I ratted out my 2 year old grandson to the fuzz.
Here is what happened:
Kathie and I, along with our son, Kris, his wife, Jen, and their son, Owen, were in Portsmouth, NH last weekend for a wedding. Kathie and I were assigned the task of babysitting Owen while his parents attended the rehearsal dinner.
Owen is a good natured, happy little guy who is also highly inquisitive. To describe him as “active” is like describing a tornado as a “bit of a blow.”
Gramsy and Pop were barely settled into the kids’ beautiful room at the Portsmouth Hilton and Owen had already turned the microwave oven on often enough to foul up TV reception in a 12 block area, turned the air conditioning off and the heat on, and placed a 911 call.
It was the last activity that caused the problem. I was letting him play with the phone because, worst case scenario, he would probably get someone at the front desk. “Maybe you shouldn’t let him do that,” Kathie said. This sentence, I should point out, was enough to exonerate her from all of the subsequent consequences, as in “I told your father not to let him do that.”
As soon as Owen put the phone down, it rang. It was the front desk asking if everything was okay, because someone had placed a call to 911. Without batting an eye, I sold the little guy down the river. It would have been easy enough for me to take the rap by saying I thought I was having a spell, but feel better now, thank you; or I was trying to order a pizza but misdialed because I am legally blind. But, nooooooo. “My two year old grandson did it”, I sniveled. “I was watching him like a hawk, but being old and infirm, could not wrestle the phone from his vice-like grip in time.”
I could hear the contempt in the clerk’s voice as he said: “I’m glad things are alright, but you will be getting a visit from the police as a matter of procedure.”
I started to hyperventilate. I am not one of those people who take comfort in the presence of police. Having grown up in the city, I regard an approaching officer as trouble on the way. Not that I am a career criminal, but most previous encounters have ended with a citation.
Sure enough, ten minutes later there was a knock at the door. It was the fuzz. A handsome young officer who’s stony expression could not hide his pissed-offedness at being sent up five stories to run down an errant 911 call.
I had made up my mind to be a man about it this time and do the right thing: blame my wife.
“Is everything okay here?” the officer inquired. Owen approached and was eyeing him as if trying to decide whether to make a grab for his gun or some other do-dad dangling from his belt.
“He did it, officer,” I said pointing at the pint-size perp.
“How old is he?,” the cop asked. Now, it had not occurred to me that he might actually bust Owen. Then I recalled that they haul away nursery school children for pointing at their classmates and making bang-bang sounds; and prosecute kindergarteners for kissing each other, so why not lock-up a two year old for making a bogus 911 call?
“He isn’t two yet, and he is not potty trained,” I replied.
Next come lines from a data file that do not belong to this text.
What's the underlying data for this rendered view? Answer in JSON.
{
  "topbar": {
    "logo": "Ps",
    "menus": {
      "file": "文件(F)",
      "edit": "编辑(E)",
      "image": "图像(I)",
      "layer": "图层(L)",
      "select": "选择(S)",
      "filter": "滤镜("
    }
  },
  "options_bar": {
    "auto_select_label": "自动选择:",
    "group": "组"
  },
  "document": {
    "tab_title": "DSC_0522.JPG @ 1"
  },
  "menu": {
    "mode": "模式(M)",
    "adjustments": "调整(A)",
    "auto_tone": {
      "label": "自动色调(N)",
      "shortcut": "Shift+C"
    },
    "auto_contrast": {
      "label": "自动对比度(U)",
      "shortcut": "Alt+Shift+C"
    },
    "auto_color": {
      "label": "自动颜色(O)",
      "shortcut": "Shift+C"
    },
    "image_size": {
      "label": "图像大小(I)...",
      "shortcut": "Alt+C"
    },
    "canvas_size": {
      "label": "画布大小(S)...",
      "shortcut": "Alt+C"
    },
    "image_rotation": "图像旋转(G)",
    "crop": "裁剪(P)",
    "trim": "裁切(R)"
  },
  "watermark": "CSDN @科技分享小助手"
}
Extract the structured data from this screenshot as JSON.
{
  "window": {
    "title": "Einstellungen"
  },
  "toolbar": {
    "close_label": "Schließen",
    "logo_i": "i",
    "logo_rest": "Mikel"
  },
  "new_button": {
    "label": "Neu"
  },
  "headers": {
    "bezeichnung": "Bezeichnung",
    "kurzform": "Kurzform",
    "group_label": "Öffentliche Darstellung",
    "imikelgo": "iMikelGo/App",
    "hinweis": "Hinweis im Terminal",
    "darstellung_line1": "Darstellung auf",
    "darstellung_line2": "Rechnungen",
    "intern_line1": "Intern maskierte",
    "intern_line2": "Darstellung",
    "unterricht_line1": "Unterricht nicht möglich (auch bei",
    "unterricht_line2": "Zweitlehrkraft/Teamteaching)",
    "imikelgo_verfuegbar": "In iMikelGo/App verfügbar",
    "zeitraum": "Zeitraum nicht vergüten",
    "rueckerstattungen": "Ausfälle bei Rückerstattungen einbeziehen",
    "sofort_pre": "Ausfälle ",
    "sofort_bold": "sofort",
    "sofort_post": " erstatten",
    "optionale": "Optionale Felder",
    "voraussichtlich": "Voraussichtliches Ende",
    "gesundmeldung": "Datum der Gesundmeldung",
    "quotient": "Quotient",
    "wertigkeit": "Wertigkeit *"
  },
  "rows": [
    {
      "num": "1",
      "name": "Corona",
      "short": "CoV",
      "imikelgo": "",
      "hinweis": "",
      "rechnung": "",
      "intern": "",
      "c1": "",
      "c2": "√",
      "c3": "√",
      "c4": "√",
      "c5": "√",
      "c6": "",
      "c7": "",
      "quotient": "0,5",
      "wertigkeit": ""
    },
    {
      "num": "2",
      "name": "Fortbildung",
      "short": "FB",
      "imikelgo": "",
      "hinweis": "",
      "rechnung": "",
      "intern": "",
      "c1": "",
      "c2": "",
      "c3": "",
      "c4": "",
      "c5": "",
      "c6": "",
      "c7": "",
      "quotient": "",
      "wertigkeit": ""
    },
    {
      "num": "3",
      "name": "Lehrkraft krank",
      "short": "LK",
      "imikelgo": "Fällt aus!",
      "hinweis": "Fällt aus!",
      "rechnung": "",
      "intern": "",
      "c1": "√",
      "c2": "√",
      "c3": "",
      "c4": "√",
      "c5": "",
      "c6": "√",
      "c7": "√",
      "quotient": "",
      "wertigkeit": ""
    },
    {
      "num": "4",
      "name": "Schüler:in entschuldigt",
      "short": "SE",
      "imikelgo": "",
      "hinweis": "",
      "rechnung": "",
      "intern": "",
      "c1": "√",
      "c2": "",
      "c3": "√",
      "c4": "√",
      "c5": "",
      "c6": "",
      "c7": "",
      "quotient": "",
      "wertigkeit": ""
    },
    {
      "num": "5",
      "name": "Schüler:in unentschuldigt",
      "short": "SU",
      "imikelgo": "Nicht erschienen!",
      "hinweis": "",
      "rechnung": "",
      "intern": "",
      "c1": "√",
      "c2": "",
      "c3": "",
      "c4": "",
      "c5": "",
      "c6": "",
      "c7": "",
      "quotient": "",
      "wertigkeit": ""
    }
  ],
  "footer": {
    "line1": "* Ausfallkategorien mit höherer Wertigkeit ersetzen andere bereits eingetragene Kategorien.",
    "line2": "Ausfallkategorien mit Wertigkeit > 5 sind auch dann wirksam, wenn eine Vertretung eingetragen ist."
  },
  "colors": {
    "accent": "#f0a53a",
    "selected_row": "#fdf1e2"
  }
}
I pointed this out because I was sure this must be the base line for youthful incarceration, since the powers that be do not want to deal with the public outrage that running up huge diaper bills might entail. I could picture John McCain waving a Huggie from the floor of the Senate inveighing against government “waste.”
The officer looked disappointed, but tipped his hat, wished us a pleasant evening and left.
“We better not tell Kris and Jen about this,” Kathie said. I disagreed because I didn’t want them blind-sided when his nursery school application is rejected due to prior criminal activity.
They were actually amused. “He loves to play with the phone,” my daughter-in-law said. “We were afraid something like this would happen and glad it happened on your watch and not ours,” she continued. “ Here’s what we do to prevent this,” she said as she disconnected the phone.
Why didn’t I think of that?